--- START ---
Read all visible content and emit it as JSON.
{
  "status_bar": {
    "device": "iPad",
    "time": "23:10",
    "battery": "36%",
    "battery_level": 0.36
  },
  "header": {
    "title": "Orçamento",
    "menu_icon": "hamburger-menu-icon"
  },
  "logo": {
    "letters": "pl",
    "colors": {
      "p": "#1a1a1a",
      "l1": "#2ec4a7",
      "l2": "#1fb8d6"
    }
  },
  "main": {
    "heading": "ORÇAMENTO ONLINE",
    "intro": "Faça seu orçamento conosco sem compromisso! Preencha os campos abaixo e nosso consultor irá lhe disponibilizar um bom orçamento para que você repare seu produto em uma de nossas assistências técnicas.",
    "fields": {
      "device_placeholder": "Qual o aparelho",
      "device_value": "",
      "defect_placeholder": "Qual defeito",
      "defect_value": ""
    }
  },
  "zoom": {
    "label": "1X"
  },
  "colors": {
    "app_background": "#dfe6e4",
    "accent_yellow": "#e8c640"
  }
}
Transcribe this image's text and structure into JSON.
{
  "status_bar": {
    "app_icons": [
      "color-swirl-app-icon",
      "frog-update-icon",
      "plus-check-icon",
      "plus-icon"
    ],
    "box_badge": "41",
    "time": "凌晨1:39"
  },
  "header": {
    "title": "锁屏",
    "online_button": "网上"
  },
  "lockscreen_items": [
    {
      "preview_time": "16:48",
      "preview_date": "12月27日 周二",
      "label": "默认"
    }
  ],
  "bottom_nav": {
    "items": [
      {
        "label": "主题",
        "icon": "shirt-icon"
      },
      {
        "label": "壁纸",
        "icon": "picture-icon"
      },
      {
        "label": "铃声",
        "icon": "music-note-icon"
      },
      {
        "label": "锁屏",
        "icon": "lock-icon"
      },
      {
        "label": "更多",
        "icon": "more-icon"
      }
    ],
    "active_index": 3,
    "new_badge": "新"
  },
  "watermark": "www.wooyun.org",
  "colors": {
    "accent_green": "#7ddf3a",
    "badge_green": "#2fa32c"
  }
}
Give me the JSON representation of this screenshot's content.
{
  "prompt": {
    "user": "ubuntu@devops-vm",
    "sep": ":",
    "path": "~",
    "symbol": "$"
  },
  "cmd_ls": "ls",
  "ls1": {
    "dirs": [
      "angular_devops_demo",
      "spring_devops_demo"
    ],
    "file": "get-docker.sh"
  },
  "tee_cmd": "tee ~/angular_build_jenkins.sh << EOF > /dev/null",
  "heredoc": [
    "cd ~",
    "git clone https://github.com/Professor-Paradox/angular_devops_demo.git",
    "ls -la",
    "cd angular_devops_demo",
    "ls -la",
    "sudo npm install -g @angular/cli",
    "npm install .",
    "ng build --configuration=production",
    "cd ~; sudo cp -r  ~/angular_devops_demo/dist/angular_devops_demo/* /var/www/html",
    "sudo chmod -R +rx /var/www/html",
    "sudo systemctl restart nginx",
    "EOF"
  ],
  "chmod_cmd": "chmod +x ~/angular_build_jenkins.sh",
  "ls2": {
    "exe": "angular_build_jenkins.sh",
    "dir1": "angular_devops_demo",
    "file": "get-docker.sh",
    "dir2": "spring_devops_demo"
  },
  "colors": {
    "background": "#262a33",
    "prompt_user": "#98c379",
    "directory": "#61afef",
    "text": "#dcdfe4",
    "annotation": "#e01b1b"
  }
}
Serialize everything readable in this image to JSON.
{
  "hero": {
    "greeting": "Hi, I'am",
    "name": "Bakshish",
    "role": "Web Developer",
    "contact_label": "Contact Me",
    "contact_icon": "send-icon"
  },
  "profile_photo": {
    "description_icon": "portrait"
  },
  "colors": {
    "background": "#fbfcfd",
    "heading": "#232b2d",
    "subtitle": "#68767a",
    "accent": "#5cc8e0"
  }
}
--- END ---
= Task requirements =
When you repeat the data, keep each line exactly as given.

= Written solution =
Read all visible content and emit it as JSON.
{
  "status_bar": {
    "device": "iPad",
    "time": "23:10",
    "battery": "36%",
    "battery_level": 0.36
  },
  "header": {
    "title": "Orçamento",
    "menu_icon": "hamburger-menu-icon"
  },
  "logo": {
    "letters": "pl",
    "colors": {
      "p": "#1a1a1a",
      "l1": "#2ec4a7",
      "l2": "#1fb8d6"
    }
  },
  "main": {
    "heading": "ORÇAMENTO ONLINE",
    "intro": "Faça seu orçamento conosco sem compromisso! Preencha os campos abaixo e nosso consultor irá lhe disponibilizar um bom orçamento para que você repare seu produto em uma de nossas assistências técnicas.",
    "fields": {
      "device_placeholder": "Qual o aparelho",
      "device_value": "",
      "defect_placeholder": "Qual defeito",
      "defect_value": ""
    }
  },
  "zoom": {
    "label": "1X"
  },
  "colors": {
    "app_background": "#dfe6e4",
    "accent_yellow": "#e8c640"
  }
}
Transcribe this image's text and structure into JSON.
{
  "status_bar": {
    "app_icons": [
      "color-swirl-app-icon",
      "frog-update-icon",
      "plus-check-icon",
      "plus-icon"
    ],
    "box_badge": "41",
    "time": "凌晨1:39"
  },
  "header": {
    "title": "锁屏",
    "online_button": "网上"
  },
  "lockscreen_items": [
    {
      "preview_time": "16:48",
      "preview_date": "12月27日 周二",
      "label": "默认"
    }
  ],
  "bottom_nav": {
    "items": [
      {
        "label": "主题",
        "icon": "shirt-icon"
      },
      {
        "label": "壁纸",
        "icon": "picture-icon"
      },
      {
        "label": "铃声",
        "icon": "music-note-icon"
      },
      {
        "label": "锁屏",
        "icon": "lock-icon"
      },
      {
        "label": "更多",
        "icon": "more-icon"
      }
    ],
    "active_index": 3,
    "new_badge": "新"
  },
  "watermark": "www.wooyun.org",
  "colors": {
    "accent_green": "#7ddf3a",
    "badge_green": "#2fa32c"
  }
}
Give me the JSON representation of this screenshot's content.
{
  "prompt": {
    "user": "ubuntu@devops-vm",
    "sep": ":",
    "path": "~",
    "symbol": "$"
  },
  "cmd_ls": "ls",
  "ls1": {
    "dirs": [
      "angular_devops_demo",
      "spring_devops_demo"
    ],
    "file": "get-docker.sh"
  },
  "tee_cmd": "tee ~/angular_build_jenkins.sh << EOF > /dev/null",
  "heredoc": [
    "cd ~",
    "git clone https://github.com/Professor-Paradox/angular_devops_demo.git",
    "ls -la",
    "cd angular_devops_demo",
    "ls -la",
    "sudo npm install -g @angular/cli",
    "npm install .",
    "ng build --configuration=production",
    "cd ~; sudo cp -r  ~/angular_devops_demo/dist/angular_devops_demo/* /var/www/html",
    "sudo chmod -R +rx /var/www/html",
    "sudo systemctl restart nginx",
    "EOF"
  ],
  "chmod_cmd": "chmod +x ~/angular_build_jenkins.sh",
  "ls2": {
    "exe": "angular_build_jenkins.sh",
    "dir1": "angular_devops_demo",
    "file": "get-docker.sh",
    "dir2": "spring_devops_demo"
  },
  "colors": {
    "background": "#262a33",
    "prompt_user": "#98c379",
    "directory": "#61afef",
    "text": "#dcdfe4",
    "annotation": "#e01b1b"
  }
}
Serialize everything readable in this image to JSON.
{
  "hero": {
    "greeting": "Hi, I'am",
    "name": "Bakshish",
    "role": "Web Developer",
    "contact_label": "Contact Me",
    "contact_icon": "send-icon"
  },
  "profile_photo": {
    "description_icon": "portrait"
  },
  "colors": {
    "background": "#fbfcfd",
    "heading": "#232b2d",
    "subtitle": "#68767a",
    "accent": "#5cc8e0"
  }
}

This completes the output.